■ EXTRACTED MATERIAL
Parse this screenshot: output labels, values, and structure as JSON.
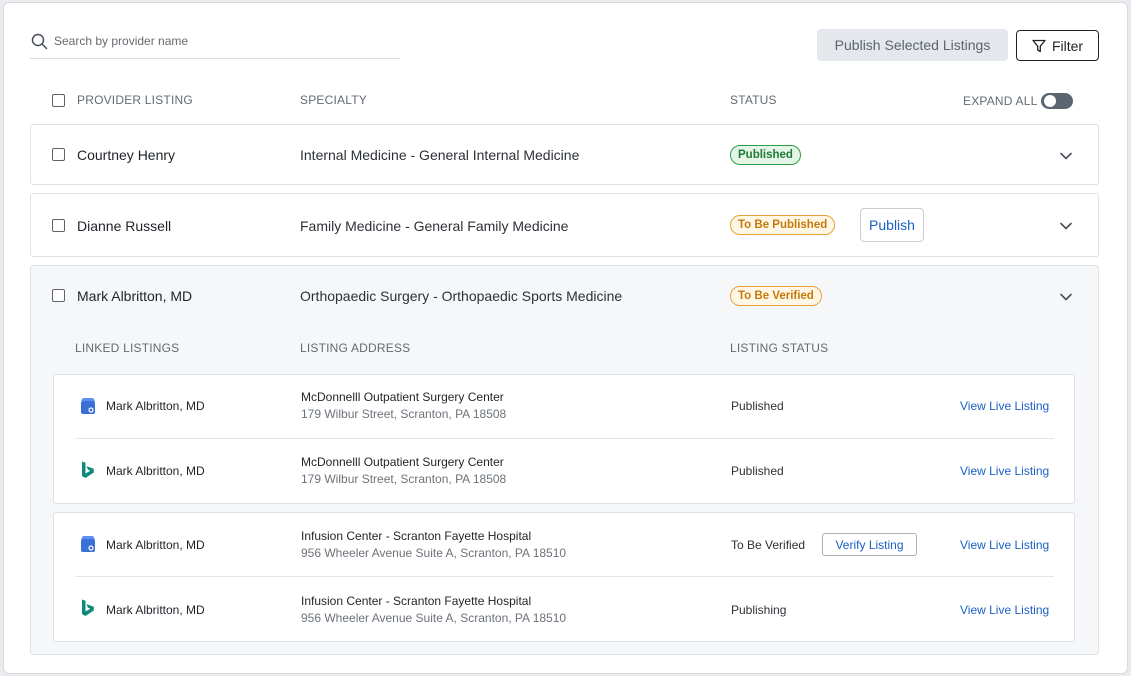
{
  "search": {
    "placeholder": "Search by provider name"
  },
  "toolbar": {
    "publish_selected_label": "Publish Selected Listings",
    "filter_label": "Filter"
  },
  "columns": {
    "provider": "PROVIDER LISTING",
    "specialty": "SPECIALTY",
    "status": "STATUS",
    "expand_all": "EXPAND ALL"
  },
  "providers": [
    {
      "name": "Courtney Henry",
      "specialty": "Internal Medicine - General Internal Medicine",
      "status": "Published"
    },
    {
      "name": "Dianne Russell",
      "specialty": "Family Medicine - General Family Medicine",
      "status": "To Be Published",
      "action": "Publish"
    },
    {
      "name": "Mark Albritton, MD",
      "specialty": "Orthopaedic Surgery - Orthopaedic Sports Medicine",
      "status": "To Be Verified"
    }
  ],
  "sub_columns": {
    "linked": "LINKED LISTINGS",
    "address": "LISTING ADDRESS",
    "status": "LISTING STATUS"
  },
  "linked": [
    {
      "icon": "google-business-icon",
      "name": "Mark Albritton, MD",
      "addr1": "McDonnelll Outpatient Surgery Center",
      "addr2": "179 Wilbur Street, Scranton, PA 18508",
      "status": "Published",
      "link": "View Live Listing"
    },
    {
      "icon": "bing-icon",
      "name": "Mark Albritton, MD",
      "addr1": "McDonnelll Outpatient Surgery Center",
      "addr2": "179 Wilbur Street, Scranton, PA 18508",
      "status": "Published",
      "link": "View Live Listing"
    },
    {
      "icon": "google-business-icon",
      "name": "Mark Albritton, MD",
      "addr1": "Infusion Center - Scranton Fayette Hospital",
      "addr2": "956 Wheeler Avenue Suite A, Scranton, PA 18510",
      "status": "To Be Verified",
      "action": "Verify Listing",
      "link": "View Live Listing"
    },
    {
      "icon": "bing-icon",
      "name": "Mark Albritton, MD",
      "addr1": "Infusion Center - Scranton Fayette Hospital",
      "addr2": "956 Wheeler Avenue Suite A, Scranton, PA 18510",
      "status": "Publishing",
      "link": "View Live Listing"
    }
  ],
  "colors": {
    "link": "#1a5fc4",
    "published": "#2e9e46",
    "pending": "#e6a13a",
    "bing": "#0f8a7a",
    "google": "#3b6fd8"
  }
}
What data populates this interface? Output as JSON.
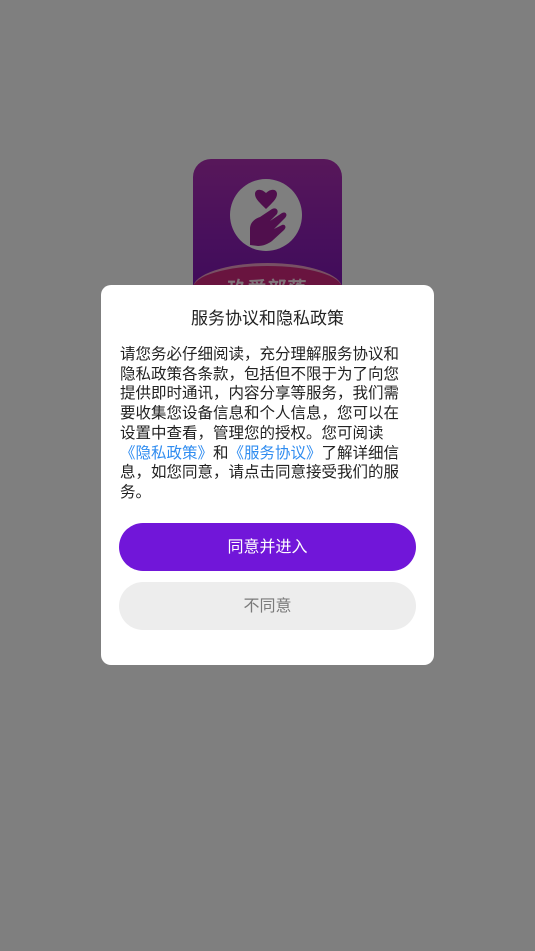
{
  "app": {
    "logo_text": "玖爱部落",
    "logo_icon": "heart-hand-icon"
  },
  "dialog": {
    "title": "服务协议和隐私政策",
    "body_intro": "请您务必仔细阅读，充分理解服务协议和隐私政策各条款，包括但不限于为了向您提供即时通讯，内容分享等服务，我们需要收集您设备信息和个人信息，您可以在设置中查看，管理您的授权。您可阅读",
    "privacy_link": "《隐私政策》",
    "conjunction": "和",
    "service_link": "《服务协议》",
    "body_outro": "了解详细信息，如您同意，请点击同意接受我们的服务。",
    "agree_label": "同意并进入",
    "disagree_label": "不同意"
  },
  "colors": {
    "accent": "#7116d9",
    "link": "#2f8cf0",
    "overlay": "rgba(0,0,0,0.5)",
    "secondary_button": "#ededed"
  }
}
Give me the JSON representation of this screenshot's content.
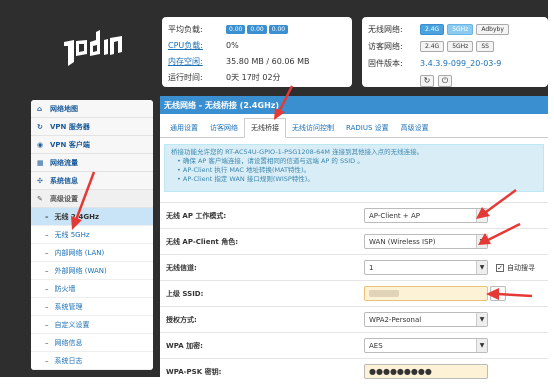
{
  "status": {
    "rows": [
      {
        "label": "平均负载:",
        "value": "",
        "pills": [
          "0.00",
          "0.00",
          "0.00"
        ],
        "link": false
      },
      {
        "label": "CPU负载:",
        "value": "0%",
        "pills": [],
        "link": true
      },
      {
        "label": "内存空闲:",
        "value": "35.80 MB / 60.06 MB",
        "pills": [],
        "link": true
      },
      {
        "label": "运行时间:",
        "value": "0天 17时 02分",
        "pills": [],
        "link": false
      }
    ]
  },
  "wifi": {
    "network_label": "无线网络:",
    "network_buttons": [
      "2.4G",
      "5GHz",
      "Adbyby"
    ],
    "guest_label": "访客网络:",
    "guest_buttons": [
      "2.4G",
      "5GHz",
      "SS"
    ],
    "firmware_label": "固件版本:",
    "firmware_value": "3.4.3.9-099_20-03-9"
  },
  "menu": [
    {
      "label": "网络地图",
      "icon": "home-icon"
    },
    {
      "label": "VPN 服务器",
      "icon": "refresh-icon"
    },
    {
      "label": "VPN 客户端",
      "icon": "globe-icon"
    },
    {
      "label": "网络流量",
      "icon": "chart-icon"
    },
    {
      "label": "系统信息",
      "icon": "arrows-icon"
    },
    {
      "label": "高级设置",
      "icon": "wrench-icon"
    }
  ],
  "submenu": [
    {
      "label": "无线 2.4GHz",
      "active": true
    },
    {
      "label": "无线 5GHz",
      "active": false
    },
    {
      "label": "内部网络 (LAN)",
      "active": false
    },
    {
      "label": "外部网络 (WAN)",
      "active": false
    },
    {
      "label": "防火墙",
      "active": false
    },
    {
      "label": "系统管理",
      "active": false
    },
    {
      "label": "自定义设置",
      "active": false
    },
    {
      "label": "网络信息",
      "active": false
    },
    {
      "label": "系统日志",
      "active": false
    }
  ],
  "main": {
    "title": "无线网络 - 无线桥接 (2.4GHz)",
    "tabs": [
      "通用设置",
      "访客网络",
      "无线桥接",
      "无线访问控制",
      "RADIUS 设置",
      "高级设置"
    ],
    "info_lines": [
      "桥接功能允许您的 RT-AC54U-GPIO-1-PSG1208-64M 连接到其他接入点的无线连接。",
      "• 确保 AP 客户端连接，请设置相同的信道与远端 AP 的 SSID 。",
      "• AP-Client 执行 MAC 地址转换(MAT特性)。",
      "• AP-Client 指定 WAN 接口规则(WISP特性)。"
    ],
    "fields": {
      "ap_mode_label": "无线 AP 工作模式:",
      "ap_mode_value": "AP-Client + AP",
      "role_label": "无线 AP-Client 角色:",
      "role_value": "WAN (Wireless ISP)",
      "channel_label": "无线信道:",
      "channel_value": "1",
      "auto_search_label": "自动搜寻",
      "ssid_label": "上级 SSID:",
      "auth_label": "授权方式:",
      "auth_value": "WPA2-Personal",
      "wpa_enc_label": "WPA 加密:",
      "wpa_enc_value": "AES",
      "psk_label": "WPA-PSK 密钥:",
      "psk_value": "●●●●●●●●●"
    }
  },
  "colors": {
    "accent": "#3a8fd0",
    "arrow": "#e53935",
    "background": "#2e2e2e"
  }
}
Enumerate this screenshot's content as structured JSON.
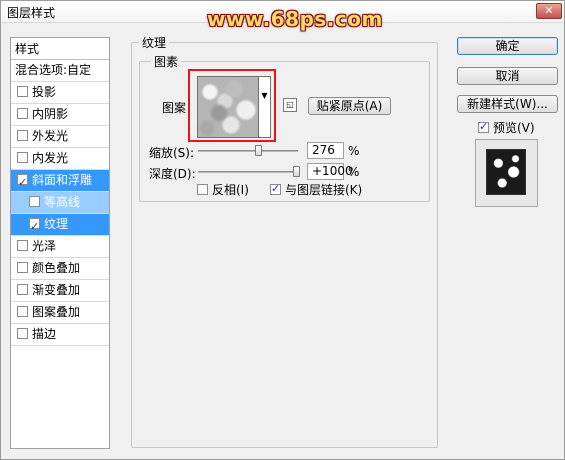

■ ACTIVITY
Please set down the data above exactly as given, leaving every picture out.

■ ANSWER BELOW
Parse this screenshot: output labels, values, and structure as JSON.
{
  "search": {
    "placeholder": "Search by provider name"
  },
  "toolbar": {
    "publish_selected_label": "Publish Selected Listings",
    "filter_label": "Filter"
  },
  "columns": {
    "provider": "PROVIDER LISTING",
    "specialty": "SPECIALTY",
    "status": "STATUS",
    "expand_all": "EXPAND ALL"
  },
  "providers": [
    {
      "name": "Courtney Henry",
      "specialty": "Internal Medicine - General Internal Medicine",
      "status": "Published"
    },
    {
      "name": "Dianne Russell",
      "specialty": "Family Medicine - General Family Medicine",
      "status": "To Be Published",
      "action": "Publish"
    },
    {
      "name": "Mark Albritton, MD",
      "specialty": "Orthopaedic Surgery - Orthopaedic Sports Medicine",
      "status": "To Be Verified"
    }
  ],
  "sub_columns": {
    "linked": "LINKED LISTINGS",
    "address": "LISTING ADDRESS",
    "status": "LISTING STATUS"
  },
  "linked": [
    {
      "icon": "google-business-icon",
      "name": "Mark Albritton, MD",
      "addr1": "McDonnelll Outpatient Surgery Center",
      "addr2": "179 Wilbur Street, Scranton, PA 18508",
      "status": "Published",
      "link": "View Live Listing"
    },
    {
      "icon": "bing-icon",
      "name": "Mark Albritton, MD",
      "addr1": "McDonnelll Outpatient Surgery Center",
      "addr2": "179 Wilbur Street, Scranton, PA 18508",
      "status": "Published",
      "link": "View Live Listing"
    },
    {
      "icon": "google-business-icon",
      "name": "Mark Albritton, MD",
      "addr1": "Infusion Center - Scranton Fayette Hospital",
      "addr2": "956 Wheeler Avenue Suite A, Scranton, PA 18510",
      "status": "To Be Verified",
      "action": "Verify Listing",
      "link": "View Live Listing"
    },
    {
      "icon": "bing-icon",
      "name": "Mark Albritton, MD",
      "addr1": "Infusion Center - Scranton Fayette Hospital",
      "addr2": "956 Wheeler Avenue Suite A, Scranton, PA 18510",
      "status": "Publishing",
      "link": "View Live Listing"
    }
  ],
  "colors": {
    "link": "#1a5fc4",
    "published": "#2e9e46",
    "pending": "#e6a13a",
    "bing": "#0f8a7a",
    "google": "#3b6fd8"
  }
}
What data populates this interface? Output as JSON.
{
  "app": {
    "logo_text": "玖爱部落",
    "logo_icon": "heart-hand-icon"
  },
  "dialog": {
    "title": "服务协议和隐私政策",
    "body_intro": "请您务必仔细阅读，充分理解服务协议和隐私政策各条款，包括但不限于为了向您提供即时通讯，内容分享等服务，我们需要收集您设备信息和个人信息，您可以在设置中查看，管理您的授权。您可阅读",
    "privacy_link": "《隐私政策》",
    "conjunction": "和",
    "service_link": "《服务协议》",
    "body_outro": "了解详细信息，如您同意，请点击同意接受我们的服务。",
    "agree_label": "同意并进入",
    "disagree_label": "不同意"
  },
  "colors": {
    "accent": "#7116d9",
    "link": "#2f8cf0",
    "overlay": "rgba(0,0,0,0.5)",
    "secondary_button": "#ededed"
  }
}
Give me the JSON representation of this screenshot's content.
{
  "status": {
    "rows": [
      {
        "label": "平均负载:",
        "value": "",
        "pills": [
          "0.00",
          "0.00",
          "0.00"
        ],
        "link": false
      },
      {
        "label": "CPU负载:",
        "value": "0%",
        "pills": [],
        "link": true
      },
      {
        "label": "内存空闲:",
        "value": "35.80 MB / 60.06 MB",
        "pills": [],
        "link": true
      },
      {
        "label": "运行时间:",
        "value": "0天 17时 02分",
        "pills": [],
        "link": false
      }
    ]
  },
  "wifi": {
    "network_label": "无线网络:",
    "network_buttons": [
      "2.4G",
      "5GHz",
      "Adbyby"
    ],
    "guest_label": "访客网络:",
    "guest_buttons": [
      "2.4G",
      "5GHz",
      "SS"
    ],
    "firmware_label": "固件版本:",
    "firmware_value": "3.4.3.9-099_20-03-9"
  },
  "menu": [
    {
      "label": "网络地图",
      "icon": "home-icon"
    },
    {
      "label": "VPN 服务器",
      "icon": "refresh-icon"
    },
    {
      "label": "VPN 客户端",
      "icon": "globe-icon"
    },
    {
      "label": "网络流量",
      "icon": "chart-icon"
    },
    {
      "label": "系统信息",
      "icon": "arrows-icon"
    },
    {
      "label": "高级设置",
      "icon": "wrench-icon"
    }
  ],
  "submenu": [
    {
      "label": "无线 2.4GHz",
      "active": true
    },
    {
      "label": "无线 5GHz",
      "active": false
    },
    {
      "label": "内部网络 (LAN)",
      "active": false
    },
    {
      "label": "外部网络 (WAN)",
      "active": false
    },
    {
      "label": "防火墙",
      "active": false
    },
    {
      "label": "系统管理",
      "active": false
    },
    {
      "label": "自定义设置",
      "active": false
    },
    {
      "label": "网络信息",
      "active": false
    },
    {
      "label": "系统日志",
      "active": false
    }
  ],
  "main": {
    "title": "无线网络 - 无线桥接 (2.4GHz)",
    "tabs": [
      "通用设置",
      "访客网络",
      "无线桥接",
      "无线访问控制",
      "RADIUS 设置",
      "高级设置"
    ],
    "info_lines": [
      "桥接功能允许您的 RT-AC54U-GPIO-1-PSG1208-64M 连接到其他接入点的无线连接。",
      "• 确保 AP 客户端连接，请设置相同的信道与远端 AP 的 SSID 。",
      "• AP-Client 执行 MAC 地址转换(MAT特性)。",
      "• AP-Client 指定 WAN 接口规则(WISP特性)。"
    ],
    "fields": {
      "ap_mode_label": "无线 AP 工作模式:",
      "ap_mode_value": "AP-Client + AP",
      "role_label": "无线 AP-Client 角色:",
      "role_value": "WAN (Wireless ISP)",
      "channel_label": "无线信道:",
      "channel_value": "1",
      "auto_search_label": "自动搜寻",
      "ssid_label": "上级 SSID:",
      "auth_label": "授权方式:",
      "auth_value": "WPA2-Personal",
      "wpa_enc_label": "WPA 加密:",
      "wpa_enc_value": "AES",
      "psk_label": "WPA-PSK 密钥:",
      "psk_value": "●●●●●●●●●"
    }
  },
  "colors": {
    "accent": "#3a8fd0",
    "arrow": "#e53935",
    "background": "#2e2e2e"
  }
}
Enumerate this screenshot's content as structured JSON.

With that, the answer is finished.